The birds around me hopp'd and play'd:
The budding twigs spread' out their fan,
If I these thoughts may not prevent,.
Written in April, 1798.
No cloud, no relique of the sunken day
And hark! the Nightingale begins its song,
"Most musical, most melancholy"* Bird!
A melancholy Bird? O idle thought!
In nature there is nothing melancholy.
—But somenight-wanderitig Man,whoseheart was pierc'd
With the remembrance of a grievous wrong,
Or slow distemper or neglected love,
(And so, poor Wretch! fill'd all things with himself
And made all gentle sounds tell back the tale
Of his own sorrows) he and such as he
First named these notes a melancholy strain:
And many a poet echoes the conceit;
Poet, who hath been building up the rhyme
* " Mott musical, must melancholy.'' This passage in Milton possesses an excellence far superior to that of mere description: it is spoken in the character of the melancholy Man, and has therefore a dramatic propriety. The Author makes this remark, to rescue himself from the charge of having alluded with levity to a line in Milton: a charge than which none could be more painful to him, except perhaps that of having ridiculed his Bible.
When, he had better far have stretch'd his limbi
Beside a brook in mossy forest-dell
By sun or moonlight, to the influxes
Of shapes and sounds and shifting elements
Surrendering his whole spirit, of his song
And of his fame forgetful! so his fame
Should share in.nature's immortality, ,
A venerable thing! and so his song
Should make all' nature lovelier, and itself
Be lov'd, like nature!—But 'twilkiot be so;
And youths and maidens most poetical
Who lose the deep'ning twilights of the spring
In ball-rooms and hot theatres, they still
Full of meek sympathy must heave their sighs
O'er Philomela's pity-pleading strains.
My Friend, and my Friend's Sister! we have learnt

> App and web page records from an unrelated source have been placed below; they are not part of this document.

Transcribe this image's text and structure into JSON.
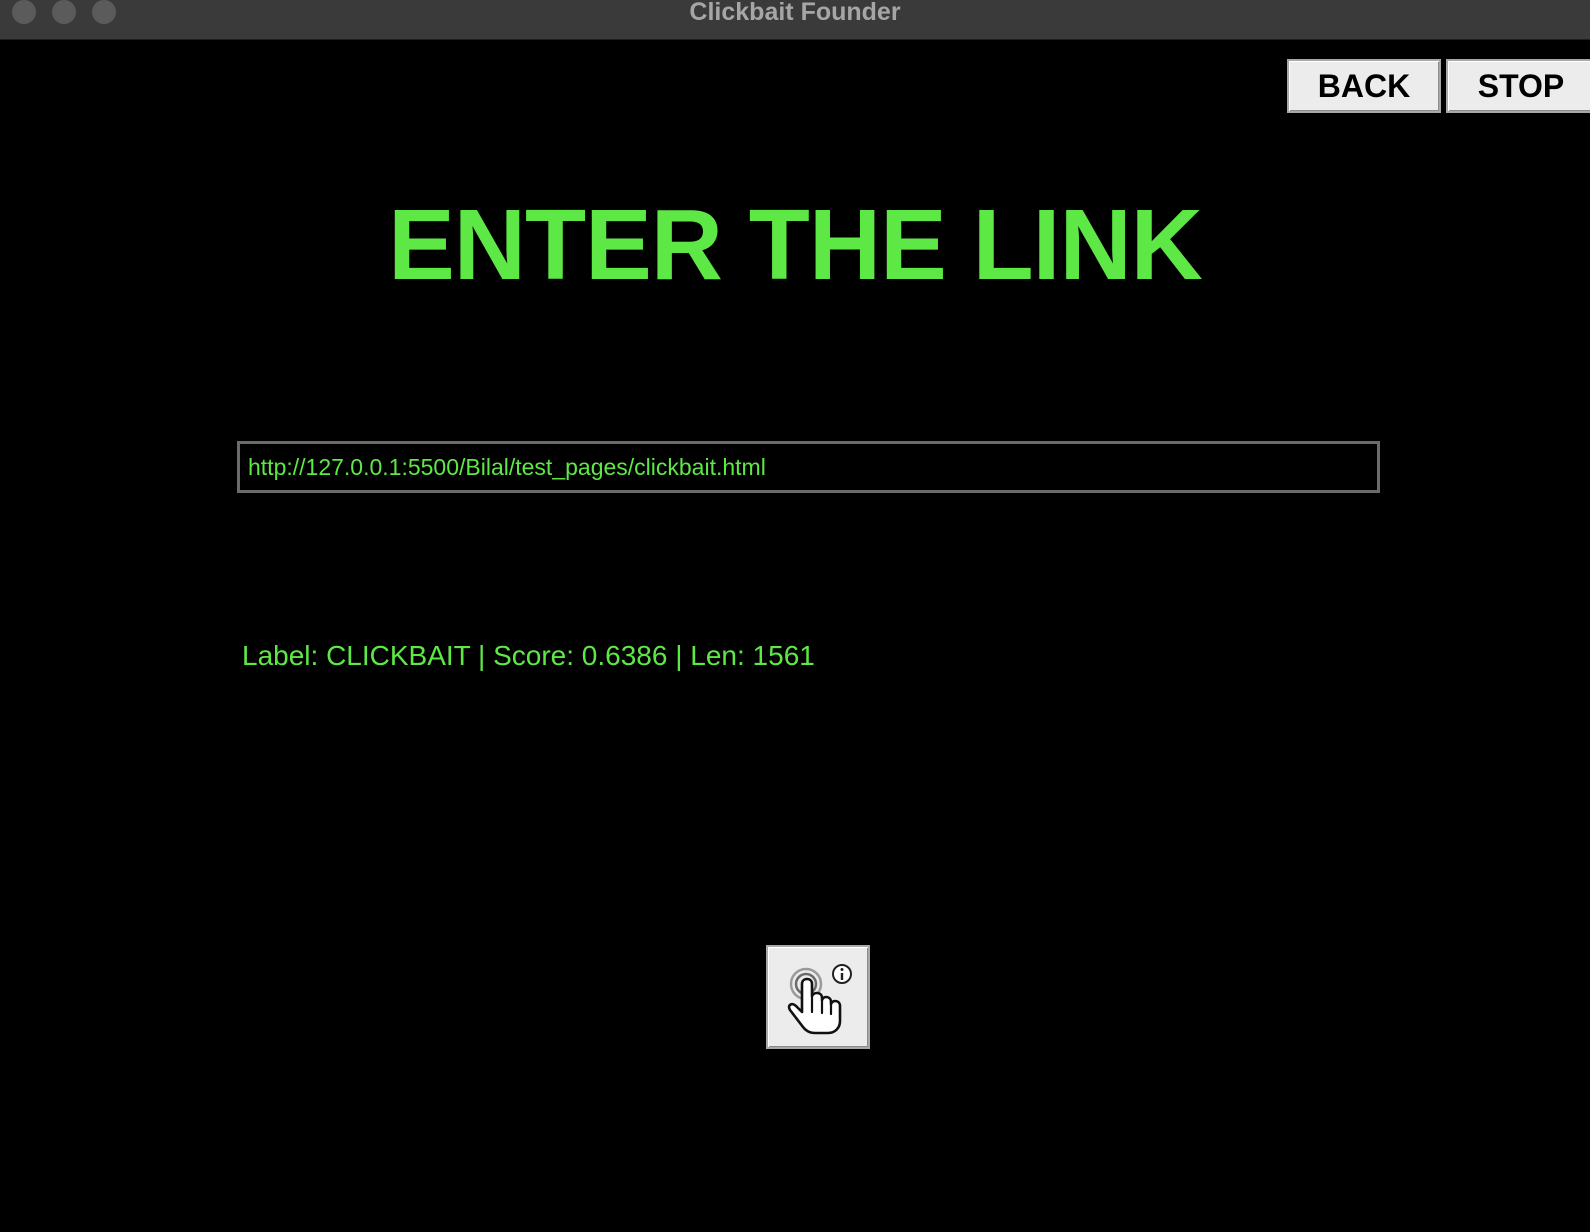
{
  "window": {
    "title": "Clickbait Founder"
  },
  "toolbar": {
    "back_label": "BACK",
    "stop_label": "STOP"
  },
  "main": {
    "heading": "ENTER THE LINK",
    "url_input": {
      "value": "http://127.0.0.1:5500/Bilal/test_pages/clickbait.html",
      "placeholder": ""
    },
    "result_text": "Label: CLICKBAIT | Score: 0.6386 | Len: 1561",
    "action_button": {
      "icon": "hand-pointer-click-icon"
    }
  },
  "colors": {
    "background": "#000000",
    "accent_green": "#5ee846",
    "titlebar": "#3a3a3a",
    "button_face": "#ececec"
  }
}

A different lore: we may not thus profane
Nature's sweet voices always full of love
And joyance! Tis the merry Nightingale
That crowds, and hurries, and precipitates